“That was a special time for us and we did it in here in St. Louis. which makes it even more special. I’m always going to be part of the Rams organization.”
Pace was asked about his legacy of helping the Rams go from a pretender to annual Super Bowl contender. He pointed to other key additions like Faulk, Trent Green, Warner, Vermeil and Martz.
“I just wanted to come in and do my part, live up to expectations,” said Pace, who certainly did that. “Having a Marshall Faulk ... no one knew about Kurt Warner, but when Kurt was implemented he ran the offense better than anybody. We had success. We all came together at that time and made everything work. It was a special time for us.”
Tough times with Coach Vermeil
Vermeil and his “boot camp” style training camps definitely got the Rams’ attention. Pace got to know the coach while Vermeil was still working as a television analyst.
“He did a number of my college games my last year at Ohio State,” Pace said. “You sort of have a relationship with who he was as a man and the things he was capable of. The first couple years were rough and we didn’t win a lot of games, but coach Vermeil had a plan for us and we ended up winning the Super Bowl my third year.”
Pace and his teammates learned about Vermeil’s toughness, which Martz tried to dial back a bit later while convincing the veteran coach his players would remain fresher.
“I think that made us tougher,” Pace said of his first NFL training camps. “It made me tougher and (learn) not to take anything for granted. Through hard work, it all worked out and we won the championship.”
One regret Pace has is never scoring a touchdown during his NFL career. Martz had numerous trick plays and some involved other linemen catching TD passes as tackle eligible receivers, but Pace said former Rams offensive line coach Jim Hanifan kept him out of the bag of tricks.
“You know what? I did get a little jealous when you see Ryan Tucker scoring touchdowns and John St. Clair,” Pace said, mentioning two other Rams offensive linemen who caught TD passes. “The one thing I don’t like about Jim Hanifan is he didn’t want me to catch the ball. He didn’t want me to get hurt.

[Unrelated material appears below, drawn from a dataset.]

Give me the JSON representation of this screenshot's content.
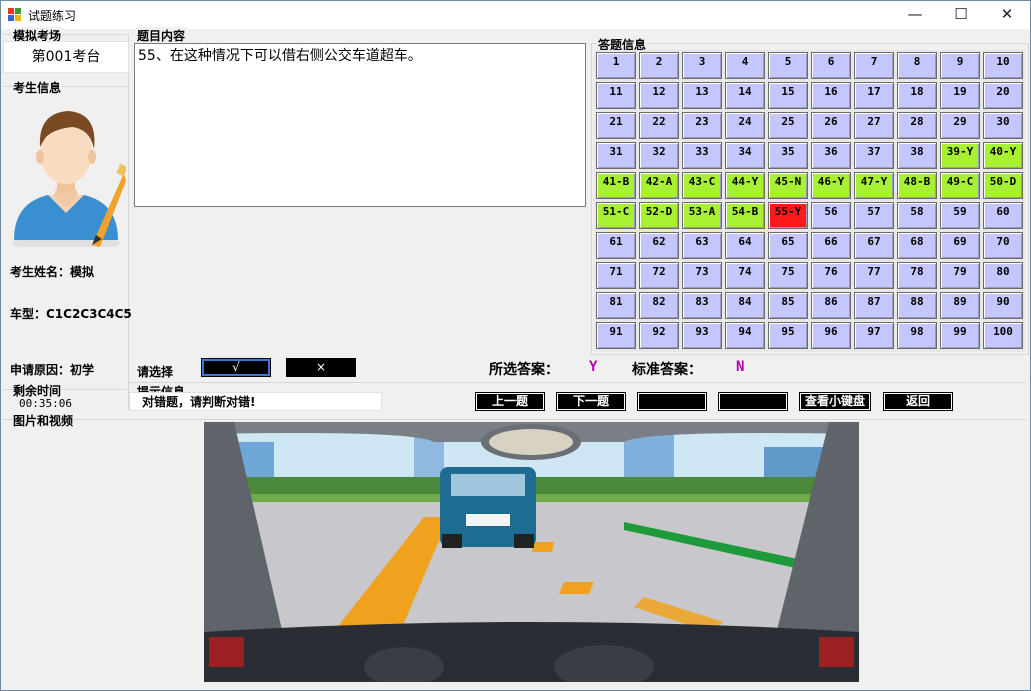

“I know it was in the (playbook) and I think coach Martz wanted to do it. (Coach Hanifan) needed me in to block, so he vetoes all those thoughts and all those special plays that Mike Martz had put in for me.”